Now much of Dewey's faith may seem naive in comparison to what is happening today in the United States. But he was also very cognizant of the dangers presented by suspicion and repression of free speech:

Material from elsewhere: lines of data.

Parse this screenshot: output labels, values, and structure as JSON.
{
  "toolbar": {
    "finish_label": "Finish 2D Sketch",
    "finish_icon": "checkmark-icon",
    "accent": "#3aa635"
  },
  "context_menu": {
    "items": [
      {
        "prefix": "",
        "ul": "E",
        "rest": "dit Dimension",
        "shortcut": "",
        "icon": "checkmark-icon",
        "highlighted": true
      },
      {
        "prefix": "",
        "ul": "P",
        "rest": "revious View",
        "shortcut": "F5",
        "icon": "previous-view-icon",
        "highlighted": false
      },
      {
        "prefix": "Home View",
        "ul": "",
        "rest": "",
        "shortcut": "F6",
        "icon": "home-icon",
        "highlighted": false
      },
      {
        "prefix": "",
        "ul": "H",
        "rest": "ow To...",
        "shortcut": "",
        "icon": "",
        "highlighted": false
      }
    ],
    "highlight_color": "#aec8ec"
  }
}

When I think of the conditions under which men and women are living in many foreign countries today, fear of espionage, with danger hanging over the meeting of friends for friendly conversation in private gatherings, I am inclined to believe that the heart and final guarantee of democracy is in free gatherings of neighbors on the street corner to discuss back and forth what is read in uncensored news of the day, and in gatherings of friends in the living rooms of houses and apartments to converse freely with one another. Intolerance, abuse, calling of names because of differences of opinion about religion or politics or business, as well as because of differences of race, color, wealth or degree of culture are treason to the democratic way of life. For everything which bars freedom and fullness of communication sets up barriers that divide human beings into sets and cliques, into antagonistic sects and factions, and thereby undermines the democratic way of life. Merely legal guarantees of the civil liberties of free belief, free expression, free assembly are of little avail if in daily life freedom of communication, the give and take of ideas, facts, experiences, is choked by mutual suspicion, by abuse, by fear and hatred. These things destroy the essential condition of the democratic way of living even more effectually than open coercion which- as the example of totalitarian states proves-is effective only when it succeeds in breeding hate, suspicion, intolerance in the minds of individ-ual human beings.